We constructed the wedge product of two path connected spaces, focusing in particular on the case of two circles (called a bouquet, sometimes). Along the way we made clear/recalled that the fundamental group functor, by construction, is an invariant of topological spaces viewed up to homotopy.
Lecture 21: The Van Kampen theorem (October 24)
This is the main divide-and-conquer tool used for computing fundamental groups. It involves picking a nice cover, in the sense that we saw earlier in the course.
Midterm (October 26)
Midterm redux (October 29)
Lecture 22: The fundamental group of the trefoil exterior (October 31)
The trefoil knot is a set in the torus that winds 3 times in one direction and 2 in the other. We looked at a nice cover of the three-sphere with two open sets for which their common intersection was the
the torus, and used this to compute the fundamental group of the trefoil's complement in the three-sphere.
Lecture 23: Proof of the van Kampen theorem (November 2)

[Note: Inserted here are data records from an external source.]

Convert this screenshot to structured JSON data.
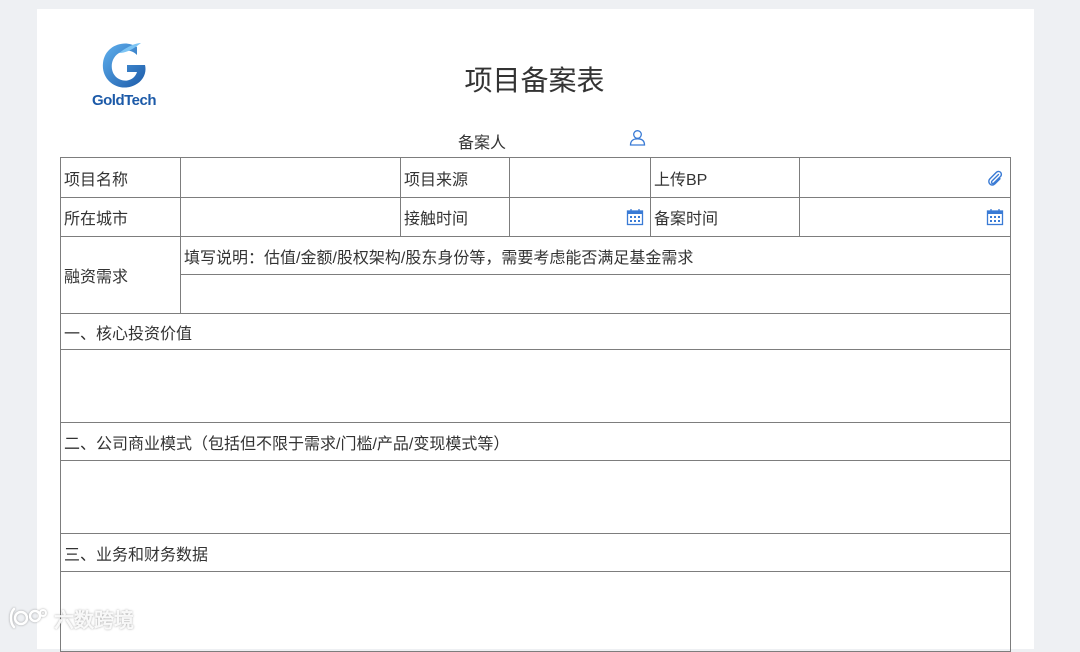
{
  "logo": {
    "text": "GoldTech",
    "colors": {
      "primary": "#1c5aa8",
      "light": "#3c8fd8"
    }
  },
  "title": "项目备案表",
  "filer": {
    "label": "备案人",
    "icon": "user-icon"
  },
  "form": {
    "project_name_label": "项目名称",
    "project_source_label": "项目来源",
    "upload_bp_label": "上传BP",
    "city_label": "所在城市",
    "contact_time_label": "接触时间",
    "filing_time_label": "备案时间",
    "financing_label": "融资需求",
    "financing_hint": "填写说明：估值/金额/股权架构/股东身份等，需要考虑能否满足基金需求",
    "section1": "一、核心投资价值",
    "section2": "二、公司商业模式（包括但不限于需求/门槛/产品/变现模式等）",
    "section3": "三、业务和财务数据"
  },
  "icons": {
    "attach": "paperclip-icon",
    "calendar": "calendar-icon",
    "accent": "#3a7bd5"
  },
  "watermark": {
    "text": "六数跨境"
  }
}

Given a nice cover of X, Van Kampen tells you how to take a quotient of the free product of fundamental groups of the covering sets
in order to compute the fundamental group of X. We worked out the kernel of the map giving rise to this quotient explicitly, completing the proof od Van Kampen's theorem.
Lecture 24: subgroups and covers: prospectus (November 5)
We will spend the next few weeks building up a glossary between subgroups of the fundamental group and covering spaces. This lecture set this up by revisiting examples we've seen already, for example, the Möbius strip from Lecture 17.
Lecture 25: Topological graphs (November 7)
As an application of the yet-to-be-established correspondence between vores and subgroups, we proved that subgroups of free groups are free. For this we took a good look at (topological) graphs and
proved that the fundamental group of a graph is always a free group.
Lecture 26: 2-cell complexes and group presentations (November 9)
Topological graphs are special cases of more general objects called cell complexs. We say that addin a 2-complex to a space gives a null-homotopy for the curve that you glue it to. This, in turn, gives rise to the notion of a group presentation: starting with the free group, that is, the fundamental group of a bouquet of circles, we can attache 2-cells to this space. The result at the level of the fundamental group is a quotient, and the words that you quotient by in this way are called relators in the group.
Lecture 27: The universal cover (November 14)
Starting with a good idea for what such a space should be in the case of a wedge of circles, we considered the general construction of a covering space associated with a given space X (some hypothesis required!) that is simply connected.
This is called the universal cover, because it is unique up to isomorphism and it covers any other covering space of X.
Lecture 28: Constructing the universal cover (November 16)
Today we built this space from scratch, first noting that a condition – semilocal simply connectednedness – was necessary.
Lecture 29: Covers associated with subgroups (November 19)
Given a subgroup of the fundamental group of a space X, we constructed an explicit covering space of X associated with this cover.
Lecture 30: Early review (November 21)
We paused to review certain notions – retractions and deformation retractions – in the context of the various constructions we've now seen. This was an effort to point to a means of structuring your own review and consolidating various new concepts encountered in topology.
Deck transformations (November 23)
Now that we have a bijective correspondence between connected covers (up to isomorphism) and conjugacy classes of subgroups of the fundamental group, we took a closer look at the action of the fundamental group on the universal cover.
This is the deck transformation group.
Lecture 32: Introduction to K(G,1) spaces (November 26)
A space X is a K(G,1) space if it has a contractible universal cover and it's fundamental group is isomorphic to G.
Lecture 32: Classifying spaces (November 28)
Given a group G we constructed a contractible cell complex EG with a covering action by G so that BG=EG/G is a K(G,1) space.
Graphs of groups (November 30)
New groups from old, indexed by trees and graphs.